◆ Problem details ◆
All of the data must be retyped exactly, with nothing left out.

━━ Material supplied ━━

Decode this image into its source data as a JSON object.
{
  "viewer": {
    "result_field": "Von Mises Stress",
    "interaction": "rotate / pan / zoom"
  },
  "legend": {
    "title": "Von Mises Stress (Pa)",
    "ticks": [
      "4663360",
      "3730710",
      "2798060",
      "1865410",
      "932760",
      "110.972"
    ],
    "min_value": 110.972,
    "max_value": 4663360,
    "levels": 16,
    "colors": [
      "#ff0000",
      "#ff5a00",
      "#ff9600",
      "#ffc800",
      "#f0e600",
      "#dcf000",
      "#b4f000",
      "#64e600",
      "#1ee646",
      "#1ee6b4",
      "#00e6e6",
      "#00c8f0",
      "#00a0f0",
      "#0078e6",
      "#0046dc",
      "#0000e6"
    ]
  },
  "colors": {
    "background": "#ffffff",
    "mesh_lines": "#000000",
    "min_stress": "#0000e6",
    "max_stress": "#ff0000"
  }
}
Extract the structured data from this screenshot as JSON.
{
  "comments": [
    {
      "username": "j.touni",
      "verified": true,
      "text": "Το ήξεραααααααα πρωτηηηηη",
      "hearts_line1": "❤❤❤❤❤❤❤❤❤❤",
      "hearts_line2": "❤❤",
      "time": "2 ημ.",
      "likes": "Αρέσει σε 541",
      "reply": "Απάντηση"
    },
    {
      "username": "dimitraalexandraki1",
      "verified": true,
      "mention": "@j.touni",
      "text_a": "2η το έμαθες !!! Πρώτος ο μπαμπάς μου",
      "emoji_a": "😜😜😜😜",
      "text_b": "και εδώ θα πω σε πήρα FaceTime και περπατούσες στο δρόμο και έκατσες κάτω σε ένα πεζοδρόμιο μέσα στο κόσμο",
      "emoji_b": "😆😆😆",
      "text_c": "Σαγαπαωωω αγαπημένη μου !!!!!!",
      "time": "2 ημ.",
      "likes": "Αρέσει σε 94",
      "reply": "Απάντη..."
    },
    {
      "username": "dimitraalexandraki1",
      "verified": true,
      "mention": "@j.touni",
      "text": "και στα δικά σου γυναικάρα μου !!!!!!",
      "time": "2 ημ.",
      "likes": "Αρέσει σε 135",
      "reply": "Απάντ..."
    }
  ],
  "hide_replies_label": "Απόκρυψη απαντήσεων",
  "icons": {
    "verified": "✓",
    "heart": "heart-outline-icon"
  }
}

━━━

◆ Written solution ◆
Decode this image into its source data as a JSON object.
{
  "viewer": {
    "result_field": "Von Mises Stress",
    "interaction": "rotate / pan / zoom"
  },
  "legend": {
    "title": "Von Mises Stress (Pa)",
    "ticks": [
      "4663360",
      "3730710",
      "2798060",
      "1865410",
      "932760",
      "110.972"
    ],
    "min_value": 110.972,
    "max_value": 4663360,
    "levels": 16,
    "colors": [
      "#ff0000",
      "#ff5a00",
      "#ff9600",
      "#ffc800",
      "#f0e600",
      "#dcf000",
      "#b4f000",
      "#64e600",
      "#1ee646",
      "#1ee6b4",
      "#00e6e6",
      "#00c8f0",
      "#00a0f0",
      "#0078e6",
      "#0046dc",
      "#0000e6"
    ]
  },
  "colors": {
    "background": "#ffffff",
    "mesh_lines": "#000000",
    "min_stress": "#0000e6",
    "max_stress": "#ff0000"
  }
}
Extract the structured data from this screenshot as JSON.
{
  "comments": [
    {
      "username": "j.touni",
      "verified": true,
      "text": "Το ήξεραααααααα πρωτηηηηη",
      "hearts_line1": "❤❤❤❤❤❤❤❤❤❤",
      "hearts_line2": "❤❤",
      "time": "2 ημ.",
      "likes": "Αρέσει σε 541",
      "reply": "Απάντηση"
    },
    {
      "username": "dimitraalexandraki1",
      "verified": true,
      "mention": "@j.touni",
      "text_a": "2η το έμαθες !!! Πρώτος ο μπαμπάς μου",
      "emoji_a": "😜😜😜😜",
      "text_b": "και εδώ θα πω σε πήρα FaceTime και περπατούσες στο δρόμο και έκατσες κάτω σε ένα πεζοδρόμιο μέσα στο κόσμο",
      "emoji_b": "😆😆😆",
      "text_c": "Σαγαπαωωω αγαπημένη μου !!!!!!",
      "time": "2 ημ.",
      "likes": "Αρέσει σε 94",
      "reply": "Απάντη..."
    },
    {
      "username": "dimitraalexandraki1",
      "verified": true,
      "mention": "@j.touni",
      "text": "και στα δικά σου γυναικάρα μου !!!!!!",
      "time": "2 ημ.",
      "likes": "Αρέσει σε 135",
      "reply": "Απάντ..."
    }
  ],
  "hide_replies_label": "Απόκρυψη απαντήσεων",
  "icons": {
    "verified": "✓",
    "heart": "heart-outline-icon"
  }
}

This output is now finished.